Vidal, California We know that clearance of WWII munitions in the United States began as early as 1946, but there remains the question of what became of some properties slated for these pre-FUDS operations. One such location is the Spillane Property in Vidal, CA, encountered in a search of early UXO sites at the National Archives II in College Park, MD.
In a letter found there by researchers to the South Pacific Division Engineer, dated 6 June 1947, 1st. Lt. CR Joseph Sainato of the Bomb &Shell Disposal Team reported the completion of the clearance of 120 acres in a week-long operation. It stated that the land was inspected for land mines and "other dangerous objects" by two-man teams using three detectors at a total cost of $762.
Screening resulted in the discovery of four, fused M1 practice, anti-tank mines filled with black powder and red phosphorus. The mines were disposed of "by placing a large charge of Composition C-3 on them." The letter concluded that the property was now, "free from explosives for the purpose of grazing and cultivation."
Besides the shockingly low cost of the remediation, it is also interesting to note that the property map referenced in the letter, which can be downloaded using the link below, is missing from the file. The mystery remains as to what became of the property and if it actually made it onto the FUDS list or if it was just considered "clear" and crossed off the list of potential hazardous sites.

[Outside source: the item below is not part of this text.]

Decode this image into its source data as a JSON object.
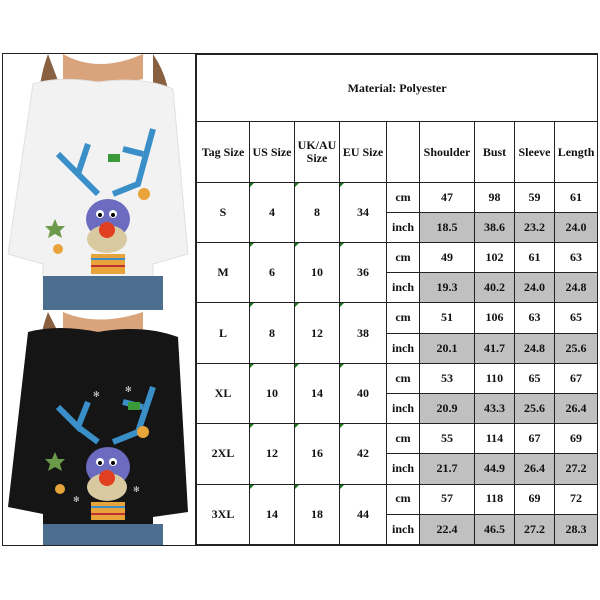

Below are photos of the clearance operation.
Assembling the Mine Detectors
Operating the Detectors
Mines Located on the Spillane Property